However, I've realized that I missed a crucial point when starting this thing: how do you handle different screens?
At the moment, I have a GameManager class which owns a component manager and entity manager. When I create an entity, the entity manager assigns it an ID and makes sure it's tracked.
When I modify the components that are assigned to an entity. an
UpdateEntity method is called, which alerts each of the systems that they may need to add or remove the entity from their respective entity lists.
A problem with this is that the collection of entities operated on by each system is determined solely by the individual Systems, typically based on a "required component" filter. (An entity has to have a
Renderable component to be rendered, for instance.)
In this situation, I can't just keep collections of entities per screen and only Update/Draw those collections. They'd have to either be added and removed depending on their applicability to the current screen, which would cause their associated components to be removed, or enable/disable entities in a group per screen to hide what's not supposed to be visible.
These approaches seem like really, really crappy kludges.
What's a good way to handle this? A pretty straightforward way that comes to mind is to create a separate
GameManager (which in my implementation owns all of the systems, entities, etc.) per screen, which means that everything outside of the device context would be duplicated. That's bothersome because some things are always visible, or I might want to continue to display the game under a translucent menu window.
Another option would be to add a "layer" key to the
GameManager class, which could be checked against a displayable layer stack held by the game manager.
*System.Draw() would be called for each active layer, in the required order as determined by the stack. When the systems request an iterator for their respective entity collections, it would be pre-filtered to a (cached) set of those entities that participate in the active layer. Those collections could be updated from the same
UpdateEntity event that's already used to maintain each system's entity collections.

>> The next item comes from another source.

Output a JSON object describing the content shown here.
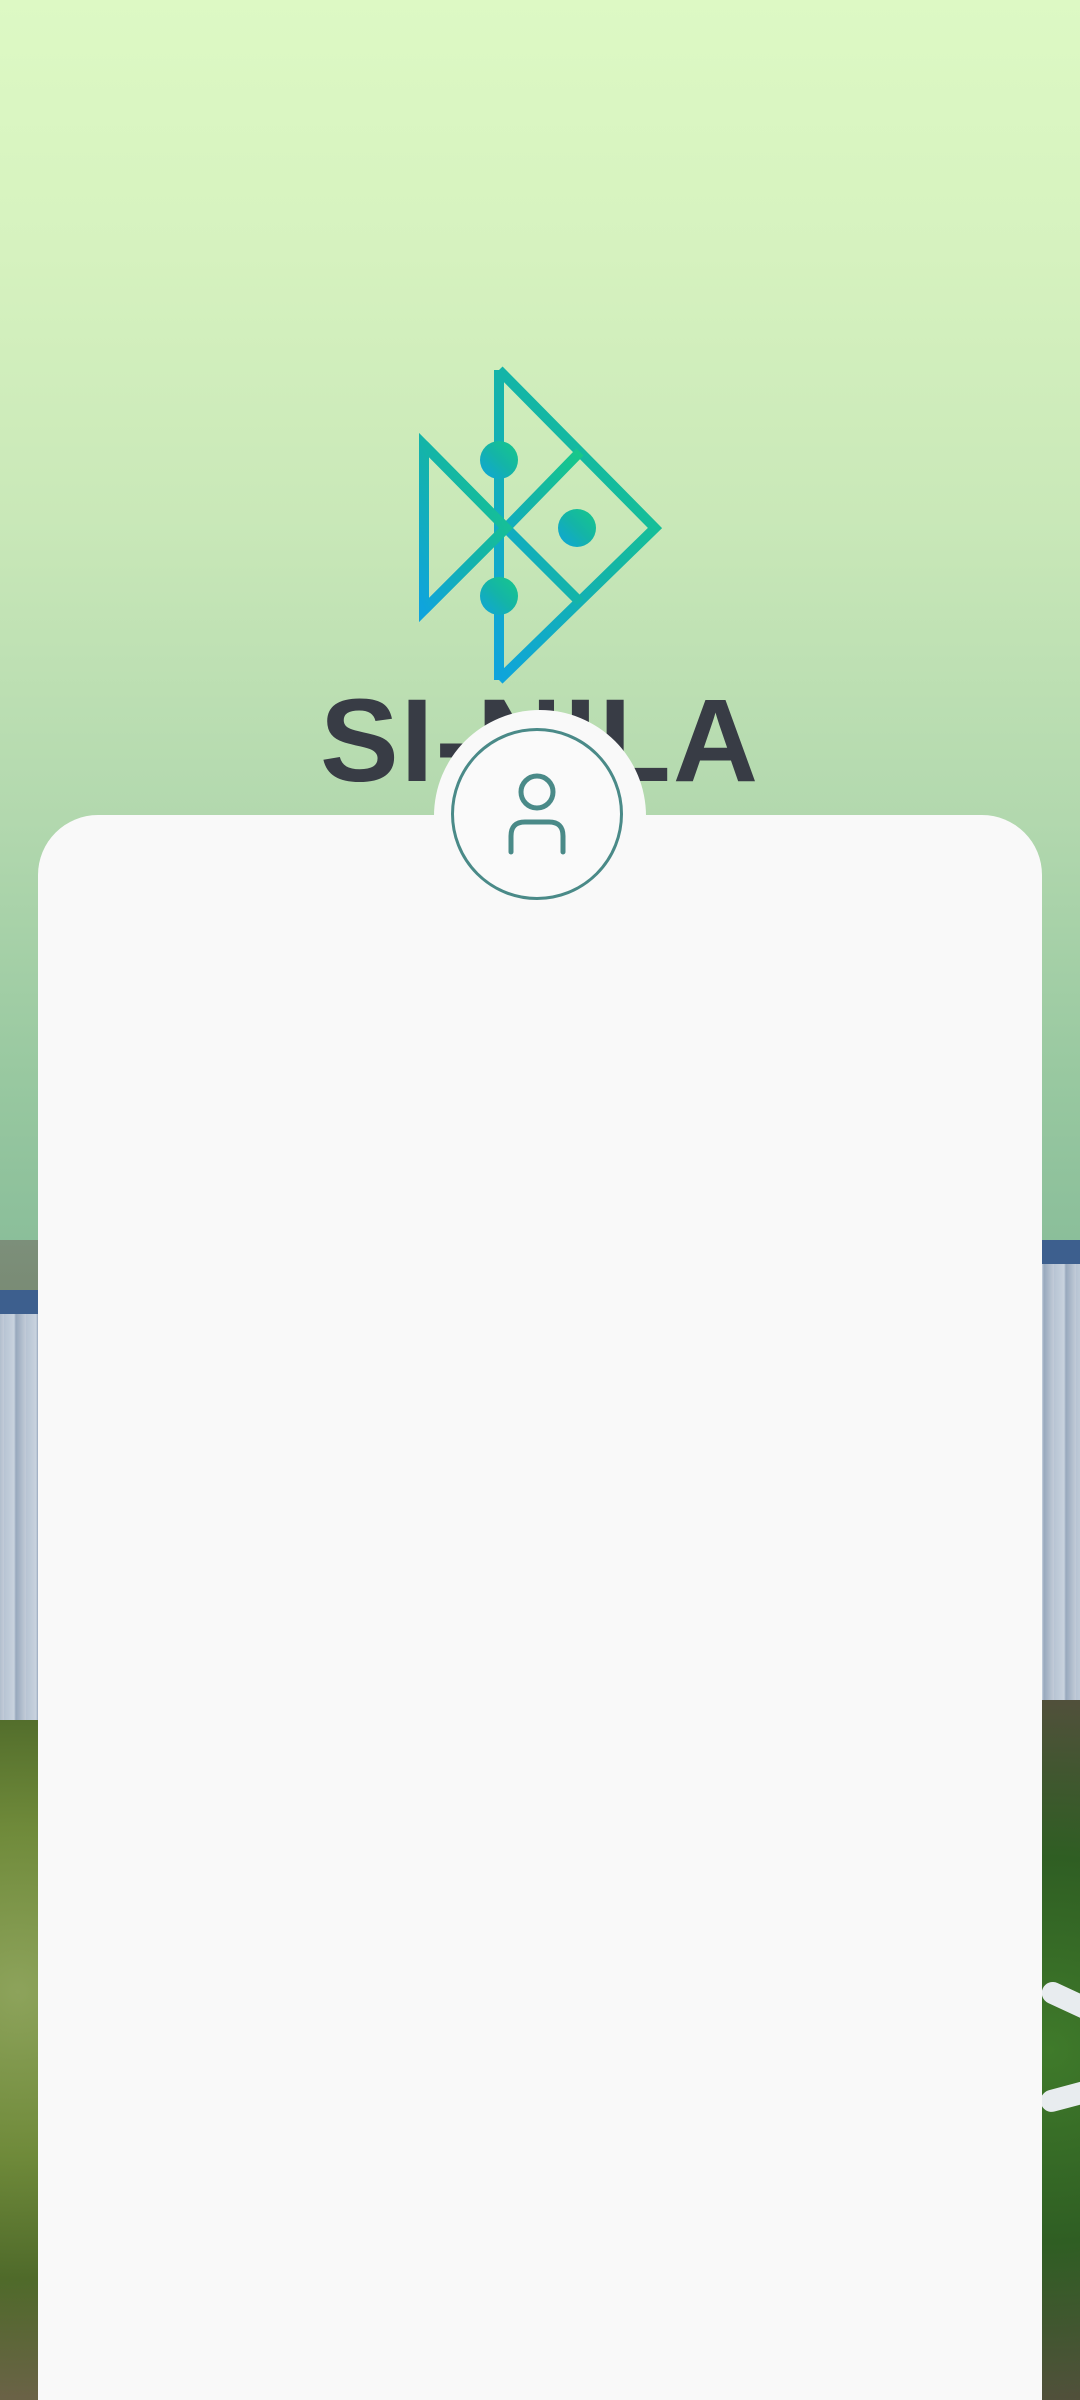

Still, kinda feels like a hack. If I've coded myself into a corner, feel free to throw tomatoes as long as they're labeled with a helpful suggestion.
Hooray for learning curves.